After seeing the last Diversity tour, Connected, I knew that any opportunity I had to see more of their work, I absolutely would. This latest tour named Supernova takes us on a journey back in time and into the psyche of your deepest fears. There is something quite special about this impeccable storytelling. This is not just a dance show, but a visual spectacle written, directed and choreographed by Ashley Banjo who really is a visionary.
The staging is filled with tech and the overall look throughout the show is breath-taking. We start with a little science lesson by Ashley himself, explaining why the tour is called Supernova. Seen through the eyes of an 8-year-old boy, the show ultimately deals with how life is simpler in childhood and as we grow, our fears are heightened.
One thing I have always taken away from watching Diversity is the outstanding synchronization of the performers, where every step and every beat is spot on. The whole company excel through each movement and are masterful in their individual storytelling aswell as creating a spectacular ensemble piece. A particular stand out moment must go to Sergio ‘Checho’ Carvajal, who regardless of his disability was mesmerising to watch and complimented the very essence of Diversity.
Now this show relies heavily on the video projections that take place over the split-level staging, with large LED screens. The timing, the sound and the pictures have been engineered in a completely genius way to keep the story moving with intent. The choice of music was also spot on, with each song slotting into the narrative well. The upbeat numbers complimented the softer choices which included Stormzy’s ‘Blinded By Your Grace’, a truly beautiful piece of art that assisted the atmosphere in being moved between intensity and peace within minutes of each other. There were many musical moments where the music was thumping through my chest, once again heightening the experience. As I’ve mentioned before, everything about this show is so visual and there is so much to look at, including the many props used throughout.

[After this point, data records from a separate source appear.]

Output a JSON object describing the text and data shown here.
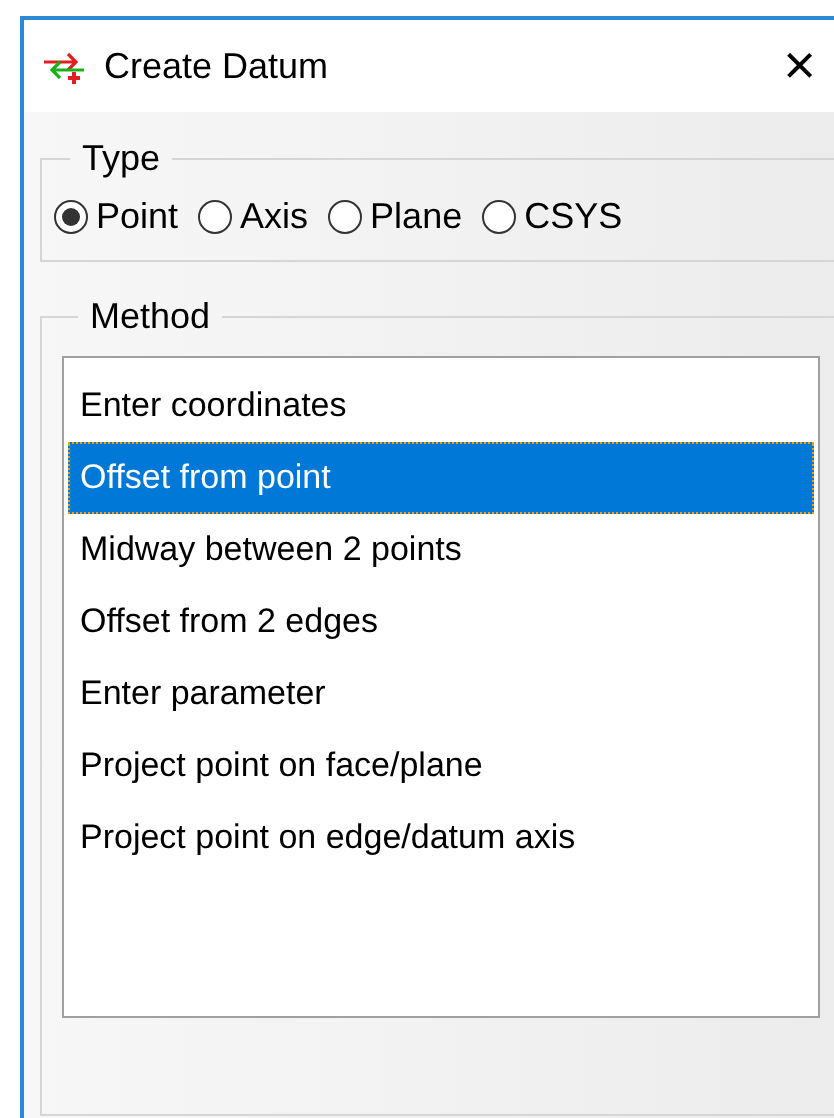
{
  "window": {
    "title": "Create Datum",
    "close": "×"
  },
  "type_group": {
    "label": "Type",
    "options": [
      {
        "label": "Point",
        "selected": true
      },
      {
        "label": "Axis",
        "selected": false
      },
      {
        "label": "Plane",
        "selected": false
      },
      {
        "label": "CSYS",
        "selected": false
      }
    ]
  },
  "method_group": {
    "label": "Method",
    "items": [
      {
        "label": "Enter coordinates",
        "selected": false
      },
      {
        "label": "Offset from point",
        "selected": true
      },
      {
        "label": "Midway between 2 points",
        "selected": false
      },
      {
        "label": "Offset from 2 edges",
        "selected": false
      },
      {
        "label": "Enter parameter",
        "selected": false
      },
      {
        "label": "Project point on face/plane",
        "selected": false
      },
      {
        "label": "Project point on edge/datum axis",
        "selected": false
      }
    ]
  }
}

The opening number to the Michael and Janet Jackson hit ‘Scream’ sets the tone. The costuming resembles the faux leather look in the original music video by the Jackson siblings and provided a high energy start. As we journeyed into act 2, we were taken back to the golden age of dance and the era of black and white films. The costuming and make up was so clever during this section, that it appeared as though the performers were actually performing in black and white, a real treat for the eyes.

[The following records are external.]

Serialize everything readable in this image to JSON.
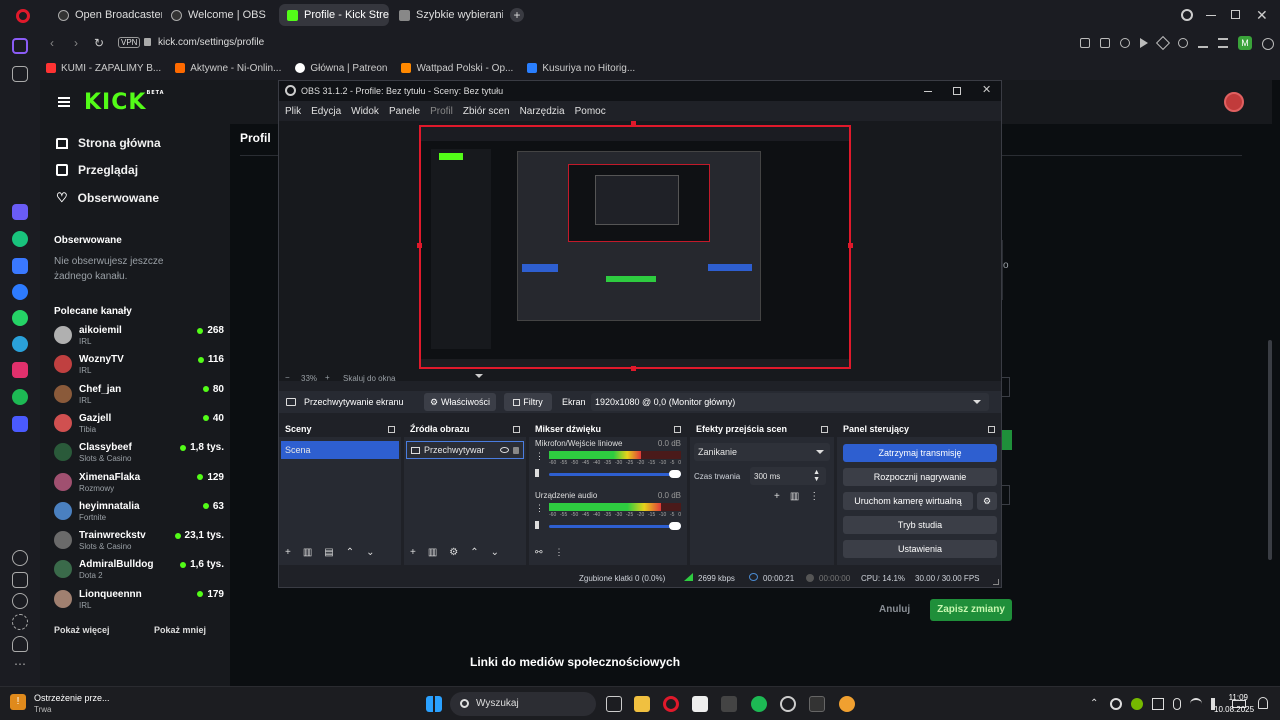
{
  "browser": {
    "tabs": [
      {
        "label": "Open Broadcaster Softw...",
        "active": false
      },
      {
        "label": "Welcome | OBS",
        "active": false
      },
      {
        "label": "Profile - Kick Streaming",
        "active": true
      },
      {
        "label": "Szybkie wybieranie",
        "active": false
      }
    ],
    "url": "kick.com/settings/profile",
    "vpn_label": "VPN",
    "bookmarks": [
      {
        "label": "KUMI - ZAPALIMY B...",
        "color": "#ff3333"
      },
      {
        "label": "Aktywne - Ni-Onlin...",
        "color": "#ff6a00"
      },
      {
        "label": "Główna | Patreon",
        "color": "#ffffff"
      },
      {
        "label": "Wattpad Polski - Op...",
        "color": "#ff8800"
      },
      {
        "label": "Kusuriya no Hitorig...",
        "color": "#2a7fff"
      }
    ]
  },
  "kick": {
    "logo": "KICK",
    "logo_badge": "BETA",
    "nav": [
      {
        "label": "Strona główna",
        "icon": "home-icon"
      },
      {
        "label": "Przeglądaj",
        "icon": "browse-icon"
      },
      {
        "label": "Obserwowane",
        "icon": "heart-icon"
      }
    ],
    "followed_header": "Obserwowane",
    "followed_empty": "Nie obserwujesz jeszcze żadnego kanału.",
    "recommended_header": "Polecane kanały",
    "channels": [
      {
        "name": "aikoiemil",
        "category": "IRL",
        "viewers": "268",
        "color": "#b0b0b0"
      },
      {
        "name": "WoznyTV",
        "category": "IRL",
        "viewers": "116",
        "color": "#c04040"
      },
      {
        "name": "Chef_jan",
        "category": "IRL",
        "viewers": "80",
        "color": "#8a5a3a"
      },
      {
        "name": "Gazjell",
        "category": "Tibia",
        "viewers": "40",
        "color": "#d05050"
      },
      {
        "name": "Classybeef",
        "category": "Slots & Casino",
        "viewers": "1,8 tys.",
        "color": "#2a5a3a"
      },
      {
        "name": "XimenaFlaka",
        "category": "Rozmowy",
        "viewers": "129",
        "color": "#a05070"
      },
      {
        "name": "heyimnatalia",
        "category": "Fortnite",
        "viewers": "63",
        "color": "#4a80c0"
      },
      {
        "name": "Trainwreckstv",
        "category": "Slots & Casino",
        "viewers": "23,1 tys.",
        "color": "#6a6a6a"
      },
      {
        "name": "AdmiralBulldog",
        "category": "Dota 2",
        "viewers": "1,6 tys.",
        "color": "#3a6a4a"
      },
      {
        "name": "Lionqueennn",
        "category": "IRL",
        "viewers": "179",
        "color": "#a08070"
      }
    ],
    "show_more": "Pokaż więcej",
    "show_less": "Pokaż mniej",
    "page_tab": "Profil",
    "cancel": "Anuluj",
    "save": "Zapisz zmiany",
    "social_header": "Linki do mediów społecznościowych",
    "accent": "#53fc18"
  },
  "obs": {
    "title": "OBS 31.1.2 - Profile: Bez tytułu - Sceny: Bez tytułu",
    "menu": [
      "Plik",
      "Edycja",
      "Widok",
      "Panele",
      "Profil",
      "Zbiór scen",
      "Narzędzia",
      "Pomoc"
    ],
    "zoom": "33%",
    "scale": "Skaluj do okna",
    "source_toolbar": {
      "source": "Przechwytywanie ekranu",
      "properties": "Właściwości",
      "filters": "Filtry",
      "screen_label": "Ekran",
      "screen_value": "1920x1080 @ 0,0 (Monitor główny)"
    },
    "docks": {
      "scenes": {
        "title": "Sceny",
        "items": [
          "Scena"
        ]
      },
      "sources": {
        "title": "Źródła obrazu",
        "items": [
          "Przechwytywar"
        ]
      },
      "mixer": {
        "title": "Mikser dźwięku",
        "channels": [
          {
            "name": "Mikrofon/Wejście liniowe",
            "db": "0.0 dB",
            "level": 0.7
          },
          {
            "name": "Urządzenie audio",
            "db": "0.0 dB",
            "level": 0.85
          }
        ],
        "scale": [
          "-60",
          "-55",
          "-50",
          "-45",
          "-40",
          "-35",
          "-30",
          "-25",
          "-20",
          "-15",
          "-10",
          "-5",
          "0"
        ]
      },
      "transitions": {
        "title": "Efekty przejścia scen",
        "type": "Zanikanie",
        "duration_label": "Czas trwania",
        "duration": "300 ms"
      },
      "controls": {
        "title": "Panel sterujący",
        "stop_stream": "Zatrzymaj transmisję",
        "record": "Rozpocznij nagrywanie",
        "virtual_cam": "Uruchom kamerę wirtualną",
        "studio": "Tryb studia",
        "settings": "Ustawienia"
      }
    },
    "status": {
      "dropped": "Zgubione klatki 0 (0.0%)",
      "bitrate": "2699 kbps",
      "stream_time": "00:00:21",
      "rec_time": "00:00:00",
      "cpu": "CPU: 14.1%",
      "fps": "30.00 / 30.00 FPS"
    }
  },
  "taskbar": {
    "search": "Wyszukaj",
    "notif_title": "Ostrzeżenie prze...",
    "notif_sub": "Trwa",
    "time": "11:09",
    "date": "10.08.2025"
  }
}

With a clear camaraderie between the full company of Diversity, there was also time for humour between Jordan Banjo and Perri Kiely. The duo, who also host a radio show together on Kiss FM, obviously have a wonderful rapport and this came across so well. It’s always a pleasure to see a group of people who gel together so beautifully, as this makes the overall experience for the audience member one to remember.
As I leave the theatre, the usual chit chat between people is always the time I relish as you get to overhear many conversations of what other people thought. I am happy to report that everyone I heard had nothing but praise for what is a fantastic show full of emotion, important storytelling and of course, incredible dancing. Playing across 83 dates in 40 towns and cities, Supernova is some of Diversity’s best work, so if you can, make sure you pay them a visit.

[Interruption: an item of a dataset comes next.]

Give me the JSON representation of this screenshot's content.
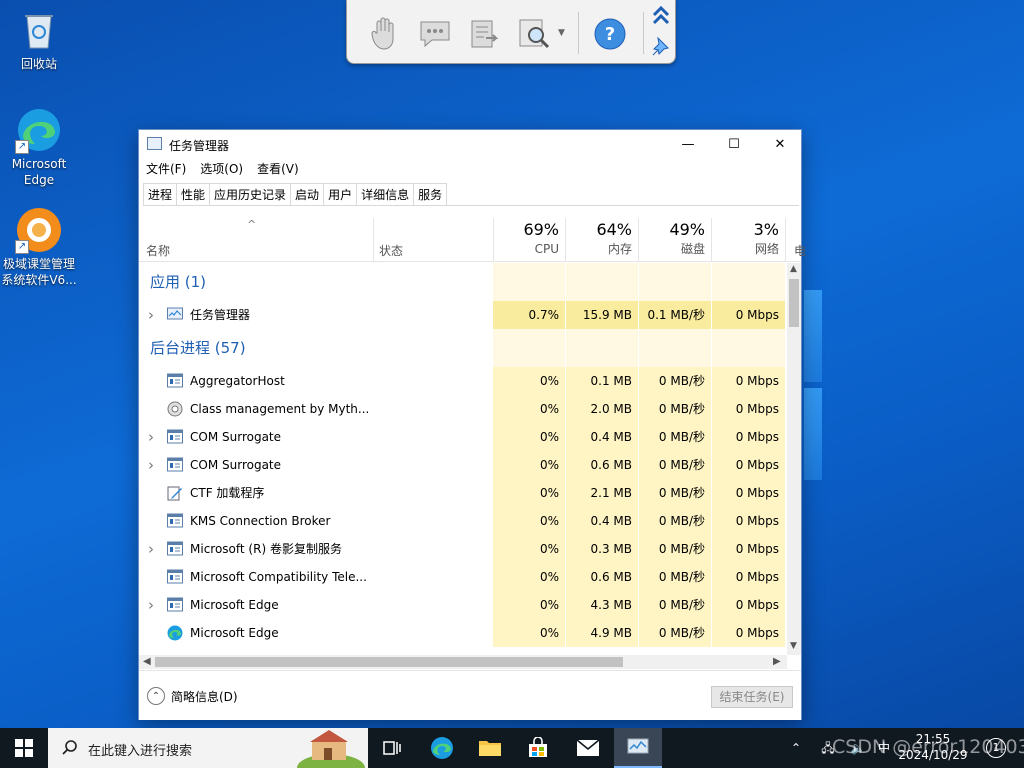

This show was reviewed on the 19th November 2023 at The Alexandra Theatre, Birmingham. Full tour details can be found here: See Tickets - Diversity Tickets and Dates 2023 & 2024